REQUIRED WORK
For every line in the material, produce an exact copy.

RECORDS TO USE

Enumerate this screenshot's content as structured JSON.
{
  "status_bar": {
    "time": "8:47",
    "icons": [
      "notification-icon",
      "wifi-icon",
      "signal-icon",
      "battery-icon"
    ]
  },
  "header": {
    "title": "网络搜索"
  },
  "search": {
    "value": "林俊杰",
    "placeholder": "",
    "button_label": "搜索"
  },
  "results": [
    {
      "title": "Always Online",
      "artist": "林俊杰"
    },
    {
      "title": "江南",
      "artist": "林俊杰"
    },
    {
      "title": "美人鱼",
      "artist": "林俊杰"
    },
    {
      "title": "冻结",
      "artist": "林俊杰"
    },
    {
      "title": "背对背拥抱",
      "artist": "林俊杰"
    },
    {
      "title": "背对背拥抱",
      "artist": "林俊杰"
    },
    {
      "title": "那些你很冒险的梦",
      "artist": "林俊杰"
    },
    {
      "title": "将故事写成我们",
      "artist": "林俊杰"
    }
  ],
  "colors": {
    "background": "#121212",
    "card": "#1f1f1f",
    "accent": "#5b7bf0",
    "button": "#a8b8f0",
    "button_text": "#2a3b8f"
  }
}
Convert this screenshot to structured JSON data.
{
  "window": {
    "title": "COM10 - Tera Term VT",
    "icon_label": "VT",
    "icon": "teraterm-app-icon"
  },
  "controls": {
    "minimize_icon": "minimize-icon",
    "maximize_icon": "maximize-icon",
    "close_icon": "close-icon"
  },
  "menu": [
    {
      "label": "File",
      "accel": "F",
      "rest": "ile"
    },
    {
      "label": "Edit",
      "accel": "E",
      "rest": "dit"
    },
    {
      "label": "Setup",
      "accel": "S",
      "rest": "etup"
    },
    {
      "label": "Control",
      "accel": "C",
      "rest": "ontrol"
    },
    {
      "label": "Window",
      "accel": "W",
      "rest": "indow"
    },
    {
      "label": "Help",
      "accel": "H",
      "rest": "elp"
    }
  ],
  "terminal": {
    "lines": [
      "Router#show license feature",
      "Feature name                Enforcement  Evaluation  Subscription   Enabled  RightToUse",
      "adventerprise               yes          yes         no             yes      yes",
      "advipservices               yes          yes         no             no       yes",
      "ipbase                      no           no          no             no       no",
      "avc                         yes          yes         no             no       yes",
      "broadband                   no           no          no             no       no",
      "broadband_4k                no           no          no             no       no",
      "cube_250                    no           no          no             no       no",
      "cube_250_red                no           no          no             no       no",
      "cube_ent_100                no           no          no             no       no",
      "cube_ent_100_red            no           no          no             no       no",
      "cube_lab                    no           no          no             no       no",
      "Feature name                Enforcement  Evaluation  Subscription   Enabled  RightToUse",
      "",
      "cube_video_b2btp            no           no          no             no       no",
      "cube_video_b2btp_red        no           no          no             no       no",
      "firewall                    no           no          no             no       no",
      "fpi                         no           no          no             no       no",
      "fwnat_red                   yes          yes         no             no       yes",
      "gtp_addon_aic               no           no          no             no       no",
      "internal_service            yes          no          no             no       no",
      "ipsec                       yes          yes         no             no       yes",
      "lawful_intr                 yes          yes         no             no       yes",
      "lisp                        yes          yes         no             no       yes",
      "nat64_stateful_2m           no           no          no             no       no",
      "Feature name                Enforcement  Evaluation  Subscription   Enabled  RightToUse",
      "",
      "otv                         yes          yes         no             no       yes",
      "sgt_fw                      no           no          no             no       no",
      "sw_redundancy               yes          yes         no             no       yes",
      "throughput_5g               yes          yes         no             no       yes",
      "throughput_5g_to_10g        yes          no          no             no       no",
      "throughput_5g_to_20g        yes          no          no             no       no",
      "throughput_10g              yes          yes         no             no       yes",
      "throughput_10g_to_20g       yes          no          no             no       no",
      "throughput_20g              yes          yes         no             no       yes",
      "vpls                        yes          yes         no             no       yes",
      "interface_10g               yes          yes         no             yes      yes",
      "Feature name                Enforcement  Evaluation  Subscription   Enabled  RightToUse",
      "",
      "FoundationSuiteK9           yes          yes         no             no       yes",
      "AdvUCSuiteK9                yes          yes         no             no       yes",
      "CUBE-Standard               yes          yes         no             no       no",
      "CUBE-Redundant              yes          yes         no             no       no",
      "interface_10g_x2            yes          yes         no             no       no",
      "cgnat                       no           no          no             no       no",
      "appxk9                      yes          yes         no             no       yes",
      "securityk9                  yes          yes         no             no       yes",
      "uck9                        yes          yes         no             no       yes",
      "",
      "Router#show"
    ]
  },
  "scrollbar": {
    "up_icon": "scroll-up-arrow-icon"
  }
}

RESULT
Enumerate this screenshot's content as structured JSON.
{
  "status_bar": {
    "time": "8:47",
    "icons": [
      "notification-icon",
      "wifi-icon",
      "signal-icon",
      "battery-icon"
    ]
  },
  "header": {
    "title": "网络搜索"
  },
  "search": {
    "value": "林俊杰",
    "placeholder": "",
    "button_label": "搜索"
  },
  "results": [
    {
      "title": "Always Online",
      "artist": "林俊杰"
    },
    {
      "title": "江南",
      "artist": "林俊杰"
    },
    {
      "title": "美人鱼",
      "artist": "林俊杰"
    },
    {
      "title": "冻结",
      "artist": "林俊杰"
    },
    {
      "title": "背对背拥抱",
      "artist": "林俊杰"
    },
    {
      "title": "背对背拥抱",
      "artist": "林俊杰"
    },
    {
      "title": "那些你很冒险的梦",
      "artist": "林俊杰"
    },
    {
      "title": "将故事写成我们",
      "artist": "林俊杰"
    }
  ],
  "colors": {
    "background": "#121212",
    "card": "#1f1f1f",
    "accent": "#5b7bf0",
    "button": "#a8b8f0",
    "button_text": "#2a3b8f"
  }
}
Convert this screenshot to structured JSON data.
{
  "window": {
    "title": "COM10 - Tera Term VT",
    "icon_label": "VT",
    "icon": "teraterm-app-icon"
  },
  "controls": {
    "minimize_icon": "minimize-icon",
    "maximize_icon": "maximize-icon",
    "close_icon": "close-icon"
  },
  "menu": [
    {
      "label": "File",
      "accel": "F",
      "rest": "ile"
    },
    {
      "label": "Edit",
      "accel": "E",
      "rest": "dit"
    },
    {
      "label": "Setup",
      "accel": "S",
      "rest": "etup"
    },
    {
      "label": "Control",
      "accel": "C",
      "rest": "ontrol"
    },
    {
      "label": "Window",
      "accel": "W",
      "rest": "indow"
    },
    {
      "label": "Help",
      "accel": "H",
      "rest": "elp"
    }
  ],
  "terminal": {
    "lines": [
      "Router#show license feature",
      "Feature name                Enforcement  Evaluation  Subscription   Enabled  RightToUse",
      "adventerprise               yes          yes         no             yes      yes",
      "advipservices               yes          yes         no             no       yes",
      "ipbase                      no           no          no             no       no",
      "avc                         yes          yes         no             no       yes",
      "broadband                   no           no          no             no       no",
      "broadband_4k                no           no          no             no       no",
      "cube_250                    no           no          no             no       no",
      "cube_250_red                no           no          no             no       no",
      "cube_ent_100                no           no          no             no       no",
      "cube_ent_100_red            no           no          no             no       no",
      "cube_lab                    no           no          no             no       no",
      "Feature name                Enforcement  Evaluation  Subscription   Enabled  RightToUse",
      "",
      "cube_video_b2btp            no           no          no             no       no",
      "cube_video_b2btp_red        no           no          no             no       no",
      "firewall                    no           no          no             no       no",
      "fpi                         no           no          no             no       no",
      "fwnat_red                   yes          yes         no             no       yes",
      "gtp_addon_aic               no           no          no             no       no",
      "internal_service            yes          no          no             no       no",
      "ipsec                       yes          yes         no             no       yes",
      "lawful_intr                 yes          yes         no             no       yes",
      "lisp                        yes          yes         no             no       yes",
      "nat64_stateful_2m           no           no          no             no       no",
      "Feature name                Enforcement  Evaluation  Subscription   Enabled  RightToUse",
      "",
      "otv                         yes          yes         no             no       yes",
      "sgt_fw                      no           no          no             no       no",
      "sw_redundancy               yes          yes         no             no       yes",
      "throughput_5g               yes          yes         no             no       yes",
      "throughput_5g_to_10g        yes          no          no             no       no",
      "throughput_5g_to_20g        yes          no          no             no       no",
      "throughput_10g              yes          yes         no             no       yes",
      "throughput_10g_to_20g       yes          no          no             no       no",
      "throughput_20g              yes          yes         no             no       yes",
      "vpls                        yes          yes         no             no       yes",
      "interface_10g               yes          yes         no             yes      yes",
      "Feature name                Enforcement  Evaluation  Subscription   Enabled  RightToUse",
      "",
      "FoundationSuiteK9           yes          yes         no             no       yes",
      "AdvUCSuiteK9                yes          yes         no             no       yes",
      "CUBE-Standard               yes          yes         no             no       no",
      "CUBE-Redundant              yes          yes         no             no       no",
      "interface_10g_x2            yes          yes         no             no       no",
      "cgnat                       no           no          no             no       no",
      "appxk9                      yes          yes         no             no       yes",
      "securityk9                  yes          yes         no             no       yes",
      "uck9                        yes          yes         no             no       yes",
      "",
      "Router#show"
    ]
  },
  "scrollbar": {
    "up_icon": "scroll-up-arrow-icon"
  }
}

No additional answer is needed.